So Jesus told them, “My message is not my own; it comes from God who sent me. Anyone who wants to do the will of God will know whether my teaching is from God or is merely my own. Those who speak for themselves want glory only for themselves, but a person who seeks to honor the one who sent him speaks truth, not lies. Moses gave you the law, but none of you obeys it! In fact, you are trying to kill me.”
The crowd replied, “You’re demon-possessed! Who’s trying to kill you?”
Jesus replied, “I did one miracle on the Sabbath, and you were amazed. But you work on the Sabbath, too, when you obey Moses’ law of circumcision. (Actually, this tradition of circumcision began with the patriarchs, long before the law of Moses.) For if the correct time for circumcising your son falls on the Sabbath, you go ahead and do it so as not to break the law of Moses. So why should you criticize me for healing a man on the Sabbath? Look beneath the surface so that you can judge fairly.”

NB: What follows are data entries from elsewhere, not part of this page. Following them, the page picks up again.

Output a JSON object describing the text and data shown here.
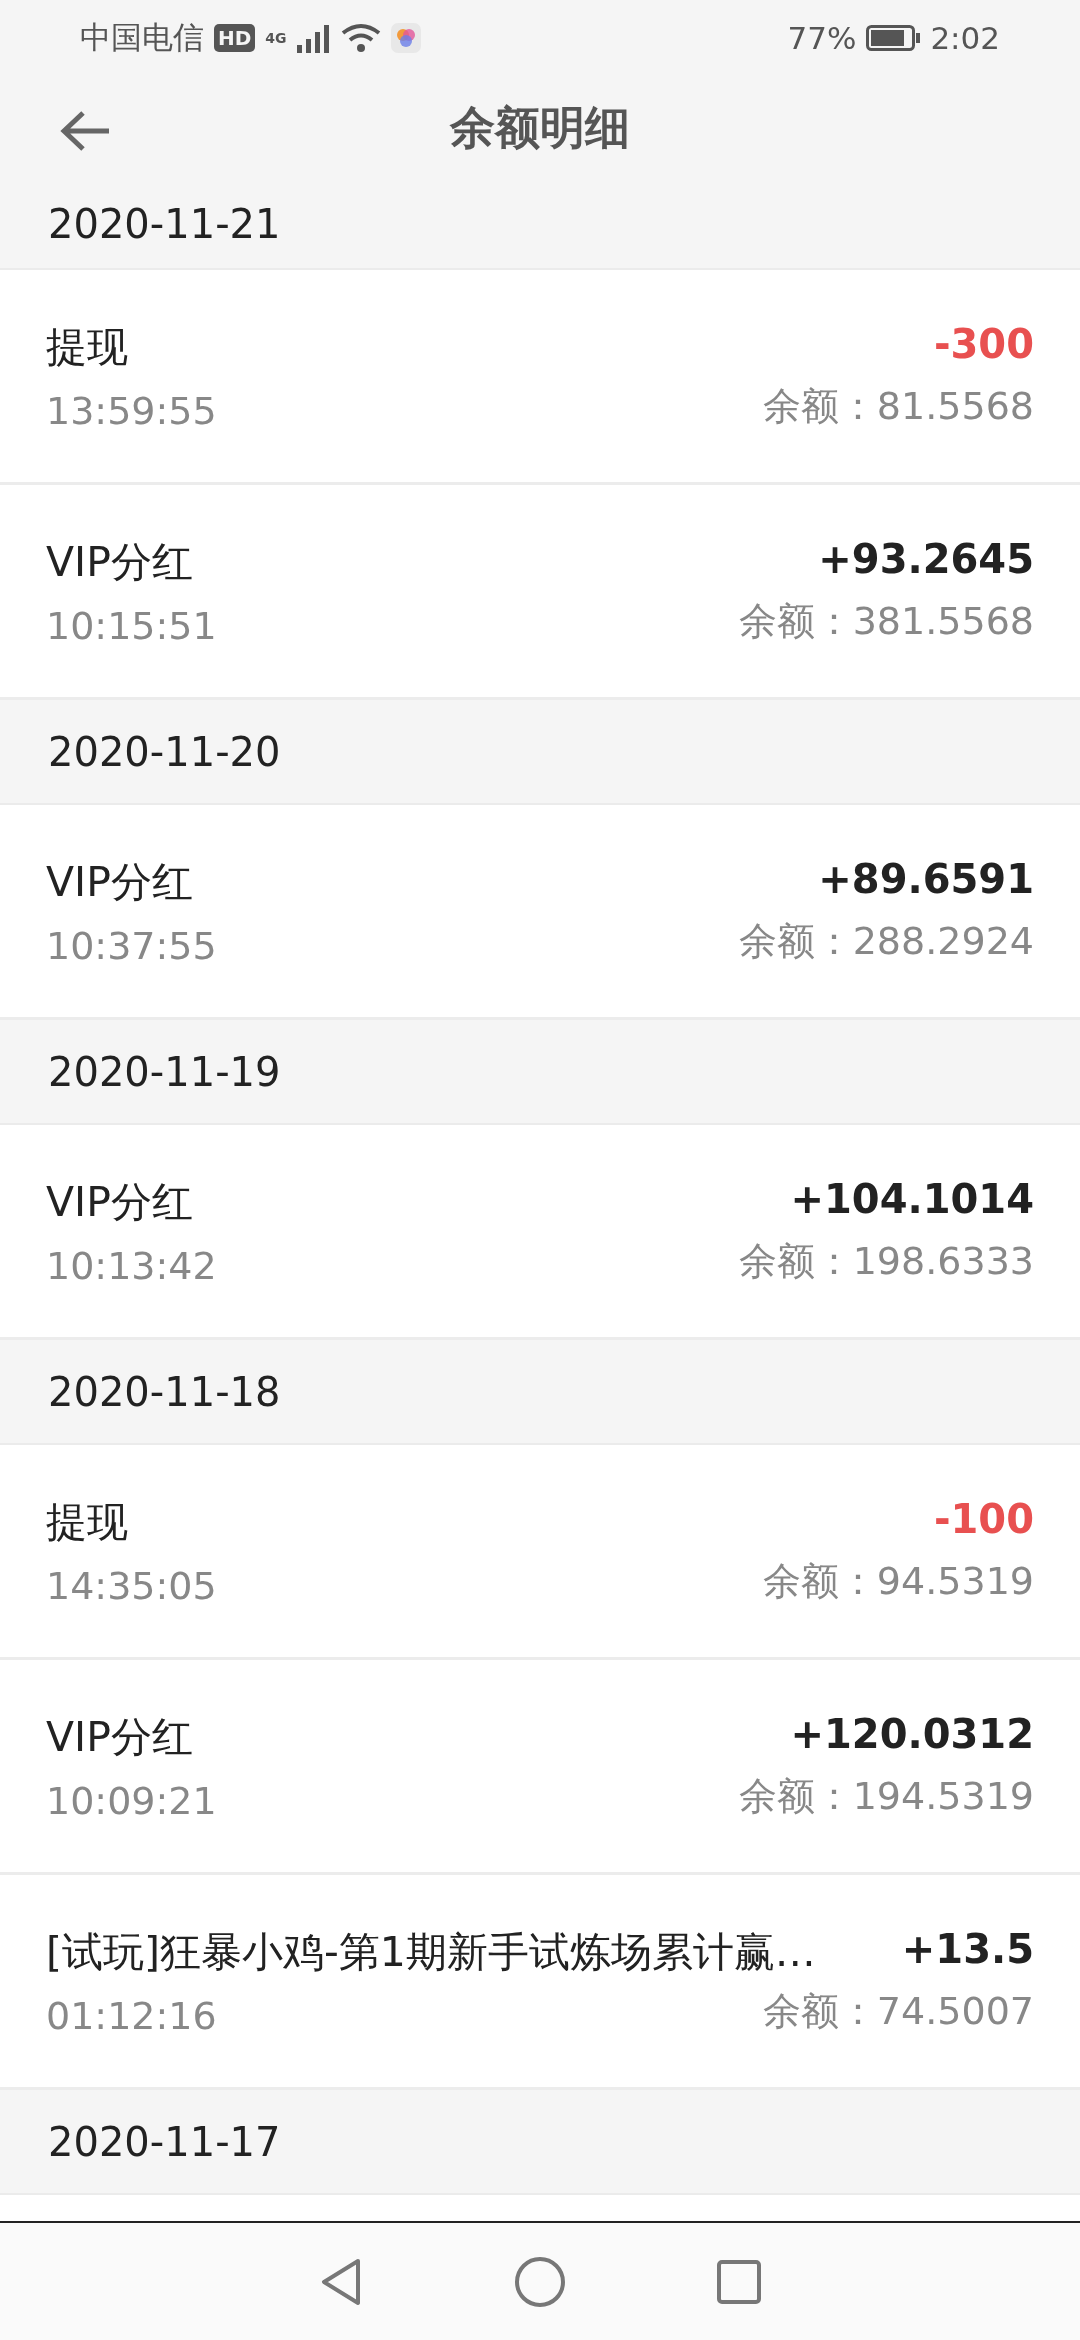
{
  "status_bar": {
    "carrier": "中国电信",
    "hd_badge": "HD",
    "network": "4G",
    "battery": "77%",
    "time": "2:02"
  },
  "header": {
    "title": "余额明细"
  },
  "groups": [
    {
      "date": "2020-11-21",
      "entries": [
        {
          "title": "提现",
          "time": "13:59:55",
          "amount": "-300",
          "balance": "余额：81.5568",
          "kind": "debit"
        },
        {
          "title": "VIP分红",
          "time": "10:15:51",
          "amount": "+93.2645",
          "balance": "余额：381.5568",
          "kind": "credit"
        }
      ]
    },
    {
      "date": "2020-11-20",
      "entries": [
        {
          "title": "VIP分红",
          "time": "10:37:55",
          "amount": "+89.6591",
          "balance": "余额：288.2924",
          "kind": "credit"
        }
      ]
    },
    {
      "date": "2020-11-19",
      "entries": [
        {
          "title": "VIP分红",
          "time": "10:13:42",
          "amount": "+104.1014",
          "balance": "余额：198.6333",
          "kind": "credit"
        }
      ]
    },
    {
      "date": "2020-11-18",
      "entries": [
        {
          "title": "提现",
          "time": "14:35:05",
          "amount": "-100",
          "balance": "余额：94.5319",
          "kind": "debit"
        },
        {
          "title": "VIP分红",
          "time": "10:09:21",
          "amount": "+120.0312",
          "balance": "余额：194.5319",
          "kind": "credit"
        },
        {
          "title": "[试玩]狂暴小鸡-第1期新手试炼场累计赢…",
          "time": "01:12:16",
          "amount": "+13.5",
          "balance": "余额：74.5007",
          "kind": "credit"
        }
      ]
    },
    {
      "date": "2020-11-17"
    }
  ]
}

Some of the people who lived in Jerusalem started to ask each other, “Isn’t this the man they were trying to kill? But here he is, speaking in public, and they say nothing to him. Could our leaders possibly believe that he is the Messiah? But how could he be? For we know where this man comes from. When the Messiah comes, no one will know where he comes from.”
While Jesus was teaching in the Temple, he called out, “Yes, you know me, and you know where I come from. But I’m not here on my own. The one who sent me is true, and you don’t know him. But I know him because I come from him, and he sent me to you.”
Then the leaders tried to arrest him; but no one laid a hand on him, because his time had not yet come.
Many among the crowds at the Temple believed in him. “After all,” they said, “would you expect the Messiah to do more miraculous signs than this man has done?”
When the Pharisees heard that the crowds were saying such things, they and the leading priests sent Temple guards to arrest Jesus.
But Jesus told them, “I will be with you only a little longer. Then I will return to the one who sent me. You will search for me, but you won’t find me. And you can’t go where I’m going.”
The Jewish leaders were puzzled by this statement. “Where is he planning to go?” they asked. “Is he thinking of leaving the country and going to the Jews in other lands? Maybe he will even teach the Greeks! What does he mean when he says, ‘You will search for me but not find me,’ and ‘You cannot go where I am going’?”
On the last day, the climax of the festival, Jesus stood up and shouted out to the crowds, “Anyone who is thirsty may come to me! And anyone who believes in me may come and drink! For the Scriptures declare, ‘Rivers of living water will flow from his heart.’” (When he said “living water,” he was speaking of the Spirit, who would be given to everyone believing in him. But the Spirit had not yet been given, because Jesus had not yet entered into his glory.)
When the crowds heard him say this, some of them declared, “Surely this man is the Prophet we’ve been expecting.”
Others said, “He is the Messiah.”
Still others said, “No, he can’t be! Will the Messiah come from Galilee? For the Scriptures clearly state that the Messiah will be born of the royal line of David, in Bethlehem, the village where King David was born.” So the crowd was divided about him. Some even wanted to arrest him, but no one laid a hand on him.
When the Temple guards returned without having arrested Jesus, the leading priests and Pharisees demanded, “Why didn’t you bring him in?”
“We’ve never heard anyone speak like this!” the guards replied.
“Have you been led astray, too?” the Pharisees retorted. “Is there a single one of us rulers or Pharisees who believes in him? This foolish crowd follows him, but they are ignorant of the law. God’s curse is on them!”
Then Nicodemus, the leader who had met with Jesus earlier, spoke up. “Is it legal to convict a man before he is given a hearing?” he asked.
They replied, “Are you from Galilee, too? Search the Scriptures and see for yourself—no prophet comes from Galilee!”
Then the meeting broke up, and everybody went home.